Bye Bye Birdies
category: Jims Guatemala

It’s evening, soout of habit I just went out to check on the chicken coop. But then I remembered, they’re not there…THEY’RE DEAD! But let me explain.

A few weeks back, one of our chickens stopped coming home in the evening. It was Henrietta, the bigger of the two, and also the prettiest with his multicolored brown and blue speckled plumage. We were a little concerned, so we mentioned it to our neighbors the next day. “Oh, Nas and the guys saw a coyote last night when they were on patrol. Coyote probably ate your chicken.”

IMG_3445.jpgDang! The dangers of free-range poultry. We were a little put out; I have NEVER seen any predators here before. What rotten luck. At least we still had one chicken left at that point: Pat, the black and white one. But about a week later, I went down to close the coop after dark and…. it was empty! How could this coyote have gotten BOTH of our chickens, and none of the neighbors’?

Well, the next day I was working around the house and heard a retarded rooster crow. Hmm, I thought… Henrietta has that exact same crow, a sortof “Cock-a-doodle…” then a pause, and “err?” So I sneaked around through the cornfield, and Lo and Behold! There was Henrietta, the one supposedly eaten by the coyotes. And how did I know is was him? Well, you get to know the look of your chickens (I know, sounds cheezy, but it’s true). But moreso, I’m a gringo and all into clever tricks. So when we got our chickens, we put little steel bracelets on their ankles so we can tell them apart. Lina, our friendly neighbor lady, was pretty impressed by this idea. And Henrietta was indeed wearing his bracelet.

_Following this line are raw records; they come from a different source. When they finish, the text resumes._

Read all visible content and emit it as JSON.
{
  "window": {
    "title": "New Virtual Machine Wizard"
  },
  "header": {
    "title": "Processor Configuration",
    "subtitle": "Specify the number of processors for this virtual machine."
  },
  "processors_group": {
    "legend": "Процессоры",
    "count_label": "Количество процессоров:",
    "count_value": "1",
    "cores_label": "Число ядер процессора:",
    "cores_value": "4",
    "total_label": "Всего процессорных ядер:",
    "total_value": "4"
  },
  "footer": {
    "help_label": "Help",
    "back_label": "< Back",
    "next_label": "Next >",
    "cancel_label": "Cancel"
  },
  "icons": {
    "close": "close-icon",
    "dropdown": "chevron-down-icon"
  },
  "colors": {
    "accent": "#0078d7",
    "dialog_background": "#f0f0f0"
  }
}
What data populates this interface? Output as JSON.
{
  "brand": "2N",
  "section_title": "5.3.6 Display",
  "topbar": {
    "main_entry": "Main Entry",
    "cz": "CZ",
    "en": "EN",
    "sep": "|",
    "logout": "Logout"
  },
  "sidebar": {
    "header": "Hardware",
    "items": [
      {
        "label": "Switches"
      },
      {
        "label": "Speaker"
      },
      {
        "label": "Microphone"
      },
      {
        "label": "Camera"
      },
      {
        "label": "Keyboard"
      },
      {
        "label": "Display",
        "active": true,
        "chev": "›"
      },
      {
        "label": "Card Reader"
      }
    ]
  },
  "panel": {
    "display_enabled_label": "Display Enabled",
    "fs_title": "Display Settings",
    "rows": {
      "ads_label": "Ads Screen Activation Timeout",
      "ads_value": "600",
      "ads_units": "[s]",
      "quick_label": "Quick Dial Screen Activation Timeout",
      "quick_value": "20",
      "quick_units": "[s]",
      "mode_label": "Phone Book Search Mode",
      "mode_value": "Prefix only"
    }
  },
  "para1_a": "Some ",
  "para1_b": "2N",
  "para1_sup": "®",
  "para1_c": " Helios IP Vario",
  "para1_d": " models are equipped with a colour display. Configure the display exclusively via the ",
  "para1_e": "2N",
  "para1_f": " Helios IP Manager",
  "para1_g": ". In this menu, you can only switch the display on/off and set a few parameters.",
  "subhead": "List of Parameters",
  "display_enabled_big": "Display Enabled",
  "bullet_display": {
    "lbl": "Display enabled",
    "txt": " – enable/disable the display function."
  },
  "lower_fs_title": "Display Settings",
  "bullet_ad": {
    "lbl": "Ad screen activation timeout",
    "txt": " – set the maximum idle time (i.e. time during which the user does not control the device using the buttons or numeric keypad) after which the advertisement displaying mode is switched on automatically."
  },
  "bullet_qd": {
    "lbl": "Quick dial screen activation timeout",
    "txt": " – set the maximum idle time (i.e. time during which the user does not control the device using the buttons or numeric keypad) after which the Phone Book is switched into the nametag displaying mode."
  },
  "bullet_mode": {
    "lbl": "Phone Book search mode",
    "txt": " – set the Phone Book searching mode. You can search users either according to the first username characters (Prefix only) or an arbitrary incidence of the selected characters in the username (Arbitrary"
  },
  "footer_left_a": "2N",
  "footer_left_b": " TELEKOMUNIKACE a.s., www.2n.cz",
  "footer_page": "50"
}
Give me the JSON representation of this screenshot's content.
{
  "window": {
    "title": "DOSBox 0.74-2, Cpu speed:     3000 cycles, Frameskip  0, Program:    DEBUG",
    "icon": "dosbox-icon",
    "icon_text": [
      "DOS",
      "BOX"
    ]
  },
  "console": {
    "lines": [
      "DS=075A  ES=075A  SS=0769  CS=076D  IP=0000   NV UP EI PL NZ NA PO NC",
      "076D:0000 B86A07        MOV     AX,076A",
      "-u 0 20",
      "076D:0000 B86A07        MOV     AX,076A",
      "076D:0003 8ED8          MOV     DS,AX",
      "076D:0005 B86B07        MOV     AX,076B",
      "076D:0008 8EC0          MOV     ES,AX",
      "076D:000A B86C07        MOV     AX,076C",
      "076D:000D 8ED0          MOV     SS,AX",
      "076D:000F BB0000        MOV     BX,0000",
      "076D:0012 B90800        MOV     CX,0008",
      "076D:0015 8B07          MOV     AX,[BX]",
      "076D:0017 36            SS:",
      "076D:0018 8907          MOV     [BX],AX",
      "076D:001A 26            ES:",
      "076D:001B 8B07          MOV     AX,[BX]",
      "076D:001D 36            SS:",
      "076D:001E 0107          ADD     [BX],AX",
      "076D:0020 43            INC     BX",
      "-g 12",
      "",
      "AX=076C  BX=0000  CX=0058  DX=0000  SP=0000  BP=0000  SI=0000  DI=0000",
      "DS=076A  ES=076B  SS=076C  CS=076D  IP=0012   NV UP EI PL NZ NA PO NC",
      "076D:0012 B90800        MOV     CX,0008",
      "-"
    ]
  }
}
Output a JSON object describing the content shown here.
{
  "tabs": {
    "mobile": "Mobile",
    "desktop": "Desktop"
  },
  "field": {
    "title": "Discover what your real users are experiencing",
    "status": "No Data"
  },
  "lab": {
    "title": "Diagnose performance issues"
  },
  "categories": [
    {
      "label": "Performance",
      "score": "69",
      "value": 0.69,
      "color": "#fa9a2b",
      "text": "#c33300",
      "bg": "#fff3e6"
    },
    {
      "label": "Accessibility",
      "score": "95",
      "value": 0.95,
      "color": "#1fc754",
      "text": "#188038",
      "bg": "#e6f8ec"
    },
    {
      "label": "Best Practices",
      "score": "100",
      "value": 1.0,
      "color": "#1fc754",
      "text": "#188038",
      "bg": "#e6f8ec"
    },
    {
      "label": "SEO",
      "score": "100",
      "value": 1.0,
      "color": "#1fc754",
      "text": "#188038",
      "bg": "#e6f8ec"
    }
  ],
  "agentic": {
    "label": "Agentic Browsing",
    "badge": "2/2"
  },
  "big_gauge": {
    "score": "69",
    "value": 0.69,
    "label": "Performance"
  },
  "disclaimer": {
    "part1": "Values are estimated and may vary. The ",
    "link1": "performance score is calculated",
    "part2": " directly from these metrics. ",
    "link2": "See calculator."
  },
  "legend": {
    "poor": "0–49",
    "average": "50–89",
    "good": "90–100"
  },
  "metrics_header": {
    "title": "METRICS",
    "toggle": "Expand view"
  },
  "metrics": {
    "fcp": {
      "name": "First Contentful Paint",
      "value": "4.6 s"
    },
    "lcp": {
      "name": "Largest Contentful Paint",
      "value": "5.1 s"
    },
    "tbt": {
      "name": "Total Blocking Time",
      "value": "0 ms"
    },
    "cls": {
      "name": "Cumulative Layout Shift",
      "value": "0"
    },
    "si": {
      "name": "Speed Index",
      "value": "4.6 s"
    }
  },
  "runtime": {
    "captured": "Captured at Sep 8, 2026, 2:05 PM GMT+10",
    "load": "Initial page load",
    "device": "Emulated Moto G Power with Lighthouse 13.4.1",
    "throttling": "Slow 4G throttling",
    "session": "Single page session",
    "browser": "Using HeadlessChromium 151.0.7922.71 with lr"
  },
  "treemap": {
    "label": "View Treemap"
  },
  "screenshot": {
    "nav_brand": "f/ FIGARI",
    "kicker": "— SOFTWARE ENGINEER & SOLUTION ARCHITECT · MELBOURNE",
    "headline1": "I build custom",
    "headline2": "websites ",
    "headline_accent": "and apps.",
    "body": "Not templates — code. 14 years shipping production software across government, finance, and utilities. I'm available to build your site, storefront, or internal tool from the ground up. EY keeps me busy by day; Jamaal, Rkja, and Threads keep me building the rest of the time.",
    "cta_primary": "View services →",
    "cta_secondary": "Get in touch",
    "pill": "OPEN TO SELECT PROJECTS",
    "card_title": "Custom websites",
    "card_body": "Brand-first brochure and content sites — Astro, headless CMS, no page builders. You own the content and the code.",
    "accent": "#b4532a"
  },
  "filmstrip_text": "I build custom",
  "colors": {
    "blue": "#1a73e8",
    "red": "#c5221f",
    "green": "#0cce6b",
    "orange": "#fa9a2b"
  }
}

So, we talked with some of the local chicken experts, and the consensus was that our young roosters probably left to scope out the chicks (so to speak) and were shacking up elsewhere. Well, we can’t have that. A brief search of our part of the village turned up the missing Pat as well. After a fight, we were able to catch Pat and tie him to the house. At night, we stuffed him back into his coop. In the morning, we let him go, and again he didn’t return, having tasted the good life.

At this point, I’d had it with teenage chickens and their partying. “You should probably eat them, or else one of the neighbors will,” Lina advised us. “They probably aren’t going to stay at your house anymore anyways.”

“Do you think they’re ready?” we asked.

“Hmm, they’re still scrawny. But edible,” she said. We discussed it for a while, weighing the risk of a neighbor eating them during the amount of time it would take to get them fatter. Since we’d already offered to let Lina’s family eat them since they are always so nice to us, she didn’t want to be pushy. Emily and I talked it over and eventually decided today was the day, since we are going to be out of town most of next week.

We enlisted the aid of the nieghborhood kids to capture the two chickens. Their technique is funny; they just run right at the chickens like a mob of Christmas shoppers on the 24th of December. I would think it would be more sensible to move slower, and corner them instead of scaring them. But they kids were successful by virtue of sheer numbers and unflagging enthusiasm, and soon we had our chickens. We paid the kids with some cookies, and we were good to go.

IMG_5933.jpgKilling and cooking the chickens was pretty routine, as it usually is. They told Emily she had to kill one of them, but unfortunately, by the time we got there, they’d already killed it. I guess their impatience was greater than the potential amusement they could get out of Emily. The one special thing I did do is pull out a bunch of Henrietta’s plumage to give to our friend Allison. She likes tying fishing flies, and I remember from when I used to do it that the feathers from a colorado rooster’s neck are the perfect thing for Quill Gordons and other floaters. I am really sad I didn’t get a picture of Henrietta before they killed him, he was a really pretty bird.

After that, dinner. As I type, I am digesting my tasty, feathered friends.

Soon we’re off to get our new chickens, hens this time, with the aid of Lina the Younger. I have a great story to tell about that, too, but you will have to wait ’til next week to hear it.

Posted by: jfanjoy